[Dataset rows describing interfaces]
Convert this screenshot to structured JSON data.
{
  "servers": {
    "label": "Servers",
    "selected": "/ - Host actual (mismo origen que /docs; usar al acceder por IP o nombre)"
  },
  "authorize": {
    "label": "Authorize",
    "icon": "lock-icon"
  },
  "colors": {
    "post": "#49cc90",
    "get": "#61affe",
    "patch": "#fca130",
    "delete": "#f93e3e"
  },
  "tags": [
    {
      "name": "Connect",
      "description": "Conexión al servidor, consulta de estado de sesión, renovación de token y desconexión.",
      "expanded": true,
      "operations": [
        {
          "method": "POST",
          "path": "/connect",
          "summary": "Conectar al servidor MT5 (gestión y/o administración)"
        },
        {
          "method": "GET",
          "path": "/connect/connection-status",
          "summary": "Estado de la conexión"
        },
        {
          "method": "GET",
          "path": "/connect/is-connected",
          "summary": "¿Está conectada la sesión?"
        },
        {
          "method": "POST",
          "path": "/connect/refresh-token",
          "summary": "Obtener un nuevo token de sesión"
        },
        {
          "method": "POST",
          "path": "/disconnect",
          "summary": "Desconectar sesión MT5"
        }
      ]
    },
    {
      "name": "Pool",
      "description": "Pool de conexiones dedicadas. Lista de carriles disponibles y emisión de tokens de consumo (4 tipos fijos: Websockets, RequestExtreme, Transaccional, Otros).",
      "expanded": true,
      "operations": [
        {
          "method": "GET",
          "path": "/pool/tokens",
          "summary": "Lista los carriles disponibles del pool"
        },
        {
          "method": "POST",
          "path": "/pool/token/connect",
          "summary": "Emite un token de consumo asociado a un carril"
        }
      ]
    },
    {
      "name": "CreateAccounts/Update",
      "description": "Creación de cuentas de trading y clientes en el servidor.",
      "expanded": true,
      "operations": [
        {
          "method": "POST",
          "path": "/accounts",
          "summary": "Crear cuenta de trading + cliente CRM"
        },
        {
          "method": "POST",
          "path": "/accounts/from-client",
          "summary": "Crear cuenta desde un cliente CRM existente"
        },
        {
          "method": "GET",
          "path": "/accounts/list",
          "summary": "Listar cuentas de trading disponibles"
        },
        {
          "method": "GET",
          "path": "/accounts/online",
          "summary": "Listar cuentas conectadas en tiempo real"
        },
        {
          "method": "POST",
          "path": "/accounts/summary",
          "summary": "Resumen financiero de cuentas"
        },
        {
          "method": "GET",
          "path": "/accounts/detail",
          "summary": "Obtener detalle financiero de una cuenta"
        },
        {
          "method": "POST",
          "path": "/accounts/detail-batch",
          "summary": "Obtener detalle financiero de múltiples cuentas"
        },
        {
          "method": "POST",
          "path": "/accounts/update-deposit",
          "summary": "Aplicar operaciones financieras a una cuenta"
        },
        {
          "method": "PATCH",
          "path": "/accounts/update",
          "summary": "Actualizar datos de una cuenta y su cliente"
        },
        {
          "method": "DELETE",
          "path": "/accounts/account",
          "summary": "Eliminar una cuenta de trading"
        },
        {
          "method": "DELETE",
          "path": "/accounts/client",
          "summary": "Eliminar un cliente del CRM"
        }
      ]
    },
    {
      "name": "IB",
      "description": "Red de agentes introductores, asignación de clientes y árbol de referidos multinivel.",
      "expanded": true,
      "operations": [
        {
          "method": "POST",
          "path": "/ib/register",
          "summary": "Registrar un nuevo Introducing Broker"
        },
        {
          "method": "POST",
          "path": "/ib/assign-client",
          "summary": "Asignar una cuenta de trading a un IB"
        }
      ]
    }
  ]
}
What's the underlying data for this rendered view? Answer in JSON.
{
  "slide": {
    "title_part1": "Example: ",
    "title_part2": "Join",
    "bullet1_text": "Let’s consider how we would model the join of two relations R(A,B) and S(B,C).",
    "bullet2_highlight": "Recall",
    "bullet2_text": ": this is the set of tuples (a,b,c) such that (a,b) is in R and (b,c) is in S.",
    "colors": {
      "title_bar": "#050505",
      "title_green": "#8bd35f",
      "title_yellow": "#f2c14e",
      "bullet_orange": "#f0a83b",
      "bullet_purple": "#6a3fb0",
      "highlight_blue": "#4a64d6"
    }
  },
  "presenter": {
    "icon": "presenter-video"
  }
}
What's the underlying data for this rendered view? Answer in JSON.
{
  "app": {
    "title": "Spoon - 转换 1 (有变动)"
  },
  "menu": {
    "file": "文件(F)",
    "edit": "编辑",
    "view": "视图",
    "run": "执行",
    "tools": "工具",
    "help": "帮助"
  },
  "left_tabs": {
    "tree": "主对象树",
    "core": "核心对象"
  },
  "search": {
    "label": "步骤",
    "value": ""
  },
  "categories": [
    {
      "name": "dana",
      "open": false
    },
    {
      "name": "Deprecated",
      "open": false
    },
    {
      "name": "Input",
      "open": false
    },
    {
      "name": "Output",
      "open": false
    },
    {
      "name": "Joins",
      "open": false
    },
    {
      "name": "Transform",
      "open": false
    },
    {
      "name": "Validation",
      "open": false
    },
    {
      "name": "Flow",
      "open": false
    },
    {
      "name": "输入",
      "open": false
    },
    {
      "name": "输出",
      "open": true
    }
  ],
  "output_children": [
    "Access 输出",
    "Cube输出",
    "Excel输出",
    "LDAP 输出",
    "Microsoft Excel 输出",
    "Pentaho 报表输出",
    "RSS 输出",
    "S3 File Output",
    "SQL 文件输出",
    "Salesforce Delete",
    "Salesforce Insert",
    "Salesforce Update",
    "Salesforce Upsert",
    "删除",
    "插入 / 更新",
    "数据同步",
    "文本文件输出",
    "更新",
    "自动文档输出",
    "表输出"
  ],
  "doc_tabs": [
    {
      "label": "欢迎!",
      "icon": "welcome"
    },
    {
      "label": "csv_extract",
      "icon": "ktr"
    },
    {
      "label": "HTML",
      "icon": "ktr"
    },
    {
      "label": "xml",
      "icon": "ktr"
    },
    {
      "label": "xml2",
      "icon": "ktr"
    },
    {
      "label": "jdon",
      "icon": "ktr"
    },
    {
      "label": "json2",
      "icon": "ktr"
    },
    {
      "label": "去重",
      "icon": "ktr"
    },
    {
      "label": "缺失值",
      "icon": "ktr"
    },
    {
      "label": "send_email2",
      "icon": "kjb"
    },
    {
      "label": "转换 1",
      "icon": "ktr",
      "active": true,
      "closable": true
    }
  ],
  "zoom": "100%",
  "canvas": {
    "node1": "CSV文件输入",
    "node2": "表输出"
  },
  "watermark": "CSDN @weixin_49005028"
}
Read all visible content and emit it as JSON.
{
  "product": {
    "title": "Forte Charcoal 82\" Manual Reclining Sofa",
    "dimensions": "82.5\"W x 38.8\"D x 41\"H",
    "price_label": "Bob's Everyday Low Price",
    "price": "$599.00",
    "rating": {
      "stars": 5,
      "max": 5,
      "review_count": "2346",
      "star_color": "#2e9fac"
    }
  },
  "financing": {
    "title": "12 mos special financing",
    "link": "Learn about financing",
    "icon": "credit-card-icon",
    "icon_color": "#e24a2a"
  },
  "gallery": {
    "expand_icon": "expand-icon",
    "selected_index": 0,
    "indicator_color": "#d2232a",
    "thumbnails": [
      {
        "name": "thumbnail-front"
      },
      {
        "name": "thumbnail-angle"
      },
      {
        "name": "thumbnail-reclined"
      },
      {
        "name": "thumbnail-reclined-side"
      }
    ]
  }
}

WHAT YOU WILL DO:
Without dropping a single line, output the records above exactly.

YOUR SOLUTION:
Convert this screenshot to structured JSON data.
{
  "servers": {
    "label": "Servers",
    "selected": "/ - Host actual (mismo origen que /docs; usar al acceder por IP o nombre)"
  },
  "authorize": {
    "label": "Authorize",
    "icon": "lock-icon"
  },
  "colors": {
    "post": "#49cc90",
    "get": "#61affe",
    "patch": "#fca130",
    "delete": "#f93e3e"
  },
  "tags": [
    {
      "name": "Connect",
      "description": "Conexión al servidor, consulta de estado de sesión, renovación de token y desconexión.",
      "expanded": true,
      "operations": [
        {
          "method": "POST",
          "path": "/connect",
          "summary": "Conectar al servidor MT5 (gestión y/o administración)"
        },
        {
          "method": "GET",
          "path": "/connect/connection-status",
          "summary": "Estado de la conexión"
        },
        {
          "method": "GET",
          "path": "/connect/is-connected",
          "summary": "¿Está conectada la sesión?"
        },
        {
          "method": "POST",
          "path": "/connect/refresh-token",
          "summary": "Obtener un nuevo token de sesión"
        },
        {
          "method": "POST",
          "path": "/disconnect",
          "summary": "Desconectar sesión MT5"
        }
      ]
    },
    {
      "name": "Pool",
      "description": "Pool de conexiones dedicadas. Lista de carriles disponibles y emisión de tokens de consumo (4 tipos fijos: Websockets, RequestExtreme, Transaccional, Otros).",
      "expanded": true,
      "operations": [
        {
          "method": "GET",
          "path": "/pool/tokens",
          "summary": "Lista los carriles disponibles del pool"
        },
        {
          "method": "POST",
          "path": "/pool/token/connect",
          "summary": "Emite un token de consumo asociado a un carril"
        }
      ]
    },
    {
      "name": "CreateAccounts/Update",
      "description": "Creación de cuentas de trading y clientes en el servidor.",
      "expanded": true,
      "operations": [
        {
          "method": "POST",
          "path": "/accounts",
          "summary": "Crear cuenta de trading + cliente CRM"
        },
        {
          "method": "POST",
          "path": "/accounts/from-client",
          "summary": "Crear cuenta desde un cliente CRM existente"
        },
        {
          "method": "GET",
          "path": "/accounts/list",
          "summary": "Listar cuentas de trading disponibles"
        },
        {
          "method": "GET",
          "path": "/accounts/online",
          "summary": "Listar cuentas conectadas en tiempo real"
        },
        {
          "method": "POST",
          "path": "/accounts/summary",
          "summary": "Resumen financiero de cuentas"
        },
        {
          "method": "GET",
          "path": "/accounts/detail",
          "summary": "Obtener detalle financiero de una cuenta"
        },
        {
          "method": "POST",
          "path": "/accounts/detail-batch",
          "summary": "Obtener detalle financiero de múltiples cuentas"
        },
        {
          "method": "POST",
          "path": "/accounts/update-deposit",
          "summary": "Aplicar operaciones financieras a una cuenta"
        },
        {
          "method": "PATCH",
          "path": "/accounts/update",
          "summary": "Actualizar datos de una cuenta y su cliente"
        },
        {
          "method": "DELETE",
          "path": "/accounts/account",
          "summary": "Eliminar una cuenta de trading"
        },
        {
          "method": "DELETE",
          "path": "/accounts/client",
          "summary": "Eliminar un cliente del CRM"
        }
      ]
    },
    {
      "name": "IB",
      "description": "Red de agentes introductores, asignación de clientes y árbol de referidos multinivel.",
      "expanded": true,
      "operations": [
        {
          "method": "POST",
          "path": "/ib/register",
          "summary": "Registrar un nuevo Introducing Broker"
        },
        {
          "method": "POST",
          "path": "/ib/assign-client",
          "summary": "Asignar una cuenta de trading a un IB"
        }
      ]
    }
  ]
}
What's the underlying data for this rendered view? Answer in JSON.
{
  "slide": {
    "title_part1": "Example: ",
    "title_part2": "Join",
    "bullet1_text": "Let’s consider how we would model the join of two relations R(A,B) and S(B,C).",
    "bullet2_highlight": "Recall",
    "bullet2_text": ": this is the set of tuples (a,b,c) such that (a,b) is in R and (b,c) is in S.",
    "colors": {
      "title_bar": "#050505",
      "title_green": "#8bd35f",
      "title_yellow": "#f2c14e",
      "bullet_orange": "#f0a83b",
      "bullet_purple": "#6a3fb0",
      "highlight_blue": "#4a64d6"
    }
  },
  "presenter": {
    "icon": "presenter-video"
  }
}
What's the underlying data for this rendered view? Answer in JSON.
{
  "app": {
    "title": "Spoon - 转换 1 (有变动)"
  },
  "menu": {
    "file": "文件(F)",
    "edit": "编辑",
    "view": "视图",
    "run": "执行",
    "tools": "工具",
    "help": "帮助"
  },
  "left_tabs": {
    "tree": "主对象树",
    "core": "核心对象"
  },
  "search": {
    "label": "步骤",
    "value": ""
  },
  "categories": [
    {
      "name": "dana",
      "open": false
    },
    {
      "name": "Deprecated",
      "open": false
    },
    {
      "name": "Input",
      "open": false
    },
    {
      "name": "Output",
      "open": false
    },
    {
      "name": "Joins",
      "open": false
    },
    {
      "name": "Transform",
      "open": false
    },
    {
      "name": "Validation",
      "open": false
    },
    {
      "name": "Flow",
      "open": false
    },
    {
      "name": "输入",
      "open": false
    },
    {
      "name": "输出",
      "open": true
    }
  ],
  "output_children": [
    "Access 输出",
    "Cube输出",
    "Excel输出",
    "LDAP 输出",
    "Microsoft Excel 输出",
    "Pentaho 报表输出",
    "RSS 输出",
    "S3 File Output",
    "SQL 文件输出",
    "Salesforce Delete",
    "Salesforce Insert",
    "Salesforce Update",
    "Salesforce Upsert",
    "删除",
    "插入 / 更新",
    "数据同步",
    "文本文件输出",
    "更新",
    "自动文档输出",
    "表输出"
  ],
  "doc_tabs": [
    {
      "label": "欢迎!",
      "icon": "welcome"
    },
    {
      "label": "csv_extract",
      "icon": "ktr"
    },
    {
      "label": "HTML",
      "icon": "ktr"
    },
    {
      "label": "xml",
      "icon": "ktr"
    },
    {
      "label": "xml2",
      "icon": "ktr"
    },
    {
      "label": "jdon",
      "icon": "ktr"
    },
    {
      "label": "json2",
      "icon": "ktr"
    },
    {
      "label": "去重",
      "icon": "ktr"
    },
    {
      "label": "缺失值",
      "icon": "ktr"
    },
    {
      "label": "send_email2",
      "icon": "kjb"
    },
    {
      "label": "转换 1",
      "icon": "ktr",
      "active": true,
      "closable": true
    }
  ],
  "zoom": "100%",
  "canvas": {
    "node1": "CSV文件输入",
    "node2": "表输出"
  },
  "watermark": "CSDN @weixin_49005028"
}
Read all visible content and emit it as JSON.
{
  "product": {
    "title": "Forte Charcoal 82\" Manual Reclining Sofa",
    "dimensions": "82.5\"W x 38.8\"D x 41\"H",
    "price_label": "Bob's Everyday Low Price",
    "price": "$599.00",
    "rating": {
      "stars": 5,
      "max": 5,
      "review_count": "2346",
      "star_color": "#2e9fac"
    }
  },
  "financing": {
    "title": "12 mos special financing",
    "link": "Learn about financing",
    "icon": "credit-card-icon",
    "icon_color": "#e24a2a"
  },
  "gallery": {
    "expand_icon": "expand-icon",
    "selected_index": 0,
    "indicator_color": "#d2232a",
    "thumbnails": [
      {
        "name": "thumbnail-front"
      },
      {
        "name": "thumbnail-angle"
      },
      {
        "name": "thumbnail-reclined"
      },
      {
        "name": "thumbnail-reclined-side"
      }
    ]
  }
}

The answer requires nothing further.